Former Staten Island teacher Elizabeth Meaders, 90, has collected 20,000 artifacts documenting the African American experience and is finally ready to auction them, reported CBS News. Meaders told CBS she has 14 museums in her house, dedicating each room to a different era.
CBS2’s Aundrea Cline-Thomas said walking into Meader’s home was like being “enveloped by history spanning the African-American experience.” Just on the way to the kitchen, Cline-Thomas was shown a picture of a slave being branded.
Meaders told CBS each room represented a different era. In what appeared to be a living room, she had a short, bronze statue of Joe Lewis and a pair of Muhammad Ali’s shoes. Cline-Thomas reported Meaders had been collecting these pieces for more than 60 years, totaling to a tremendous 20,000 artifacts.
Meaders amassed the authentic pieces on a teacher’s salary, often mortgaging her home to acquire them.
“There’s never been an auction of a large collection being sold as a collection like this,” said Arlen Ettinger of Guernsey’s Auction House.
Guernsey’s is hosting the auction and hopes a new buyer keeps the collection intact and in New York City.
“Hey Mayor Adams, come on, New York City with all his greatness does not have a full-blown African American Museum and you got one sitting right here in Staten Island,” said Ettinger.

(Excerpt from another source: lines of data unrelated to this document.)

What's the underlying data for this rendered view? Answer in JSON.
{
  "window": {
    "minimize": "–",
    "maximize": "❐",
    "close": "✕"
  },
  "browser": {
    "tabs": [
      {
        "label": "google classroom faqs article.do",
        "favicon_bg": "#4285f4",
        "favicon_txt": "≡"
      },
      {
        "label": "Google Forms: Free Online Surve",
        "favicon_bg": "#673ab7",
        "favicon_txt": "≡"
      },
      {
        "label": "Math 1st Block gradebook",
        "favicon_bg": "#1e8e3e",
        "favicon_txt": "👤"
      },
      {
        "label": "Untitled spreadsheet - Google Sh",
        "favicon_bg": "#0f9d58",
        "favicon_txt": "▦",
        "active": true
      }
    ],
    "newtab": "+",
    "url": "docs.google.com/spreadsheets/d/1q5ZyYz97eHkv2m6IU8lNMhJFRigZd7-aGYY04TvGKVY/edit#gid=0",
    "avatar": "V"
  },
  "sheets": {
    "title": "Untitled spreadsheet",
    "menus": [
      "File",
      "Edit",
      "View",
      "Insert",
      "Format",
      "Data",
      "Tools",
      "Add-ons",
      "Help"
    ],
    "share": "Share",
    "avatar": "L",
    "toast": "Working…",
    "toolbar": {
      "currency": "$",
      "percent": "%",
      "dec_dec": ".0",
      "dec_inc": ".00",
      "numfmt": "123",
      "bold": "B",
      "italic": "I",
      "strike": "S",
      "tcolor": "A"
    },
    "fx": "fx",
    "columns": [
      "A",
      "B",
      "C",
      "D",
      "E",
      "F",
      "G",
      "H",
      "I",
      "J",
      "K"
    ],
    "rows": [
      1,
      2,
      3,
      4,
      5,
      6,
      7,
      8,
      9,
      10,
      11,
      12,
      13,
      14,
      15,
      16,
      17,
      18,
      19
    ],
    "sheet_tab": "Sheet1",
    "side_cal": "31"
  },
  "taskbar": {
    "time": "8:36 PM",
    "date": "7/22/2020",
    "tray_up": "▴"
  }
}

Meaders took the initiative to make sure Black history was being documented as she witnessed it being made herself. She told CBS she hopes to see her collection on display either in an African American museum or even Barack Obama’s presidential library.
“Everywhere, every day Black history is being made. So it’s up to us to embrace it and to respect it and to promote it,” Meaders said via CBS. “Two million dollars for a baseball card, five million dollars for Marilyn Monroe’s dress - What is the value of the story of a people? That’s the question that this collection is trying to answer.”
Bidding starts at $1 million.